*ASSIGNMENT*. Would you retype the listing below word for word, without any of its pictures?
Content starts
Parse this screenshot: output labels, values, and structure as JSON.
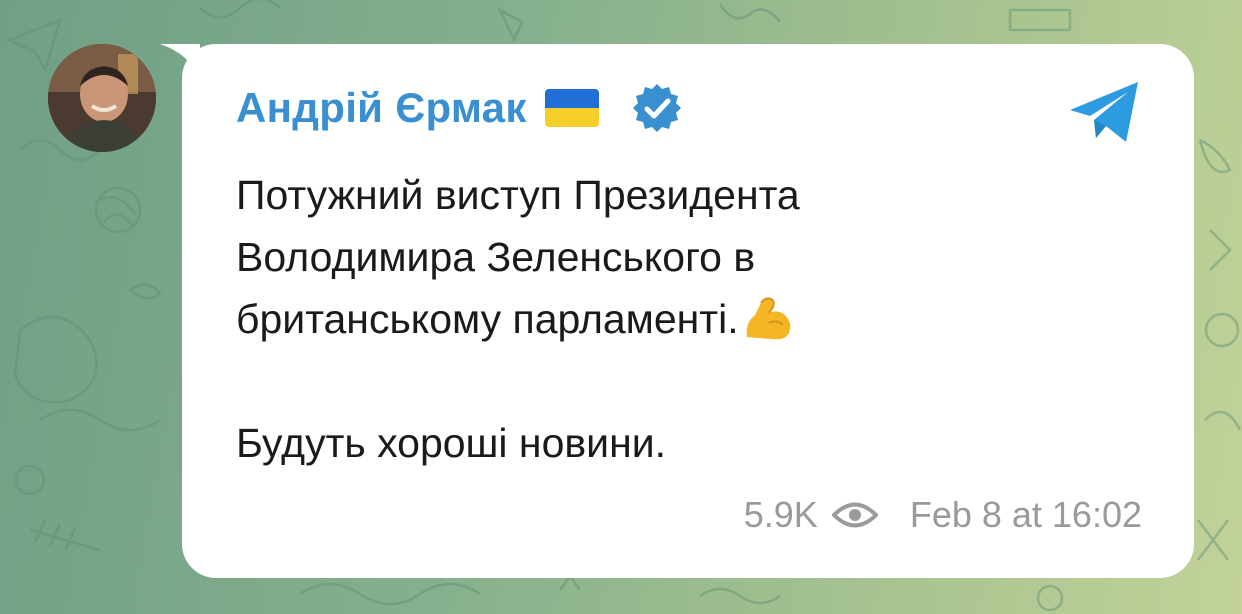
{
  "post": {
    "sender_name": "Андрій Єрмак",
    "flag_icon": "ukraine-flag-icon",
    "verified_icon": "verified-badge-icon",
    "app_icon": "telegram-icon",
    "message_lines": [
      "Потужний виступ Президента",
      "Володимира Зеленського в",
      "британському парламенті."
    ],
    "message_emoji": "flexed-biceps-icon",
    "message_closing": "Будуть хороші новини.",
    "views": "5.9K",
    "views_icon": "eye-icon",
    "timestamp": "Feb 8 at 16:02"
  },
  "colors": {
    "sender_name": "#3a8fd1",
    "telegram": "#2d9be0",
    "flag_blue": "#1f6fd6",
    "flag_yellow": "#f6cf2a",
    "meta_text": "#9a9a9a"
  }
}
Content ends
*EXERCISE RESULT*.
Parse this screenshot: output labels, values, and structure as JSON.
{
  "post": {
    "sender_name": "Андрій Єрмак",
    "flag_icon": "ukraine-flag-icon",
    "verified_icon": "verified-badge-icon",
    "app_icon": "telegram-icon",
    "message_lines": [
      "Потужний виступ Президента",
      "Володимира Зеленського в",
      "британському парламенті."
    ],
    "message_emoji": "flexed-biceps-icon",
    "message_closing": "Будуть хороші новини.",
    "views": "5.9K",
    "views_icon": "eye-icon",
    "timestamp": "Feb 8 at 16:02"
  },
  "colors": {
    "sender_name": "#3a8fd1",
    "telegram": "#2d9be0",
    "flag_blue": "#1f6fd6",
    "flag_yellow": "#f6cf2a",
    "meta_text": "#9a9a9a"
  }
}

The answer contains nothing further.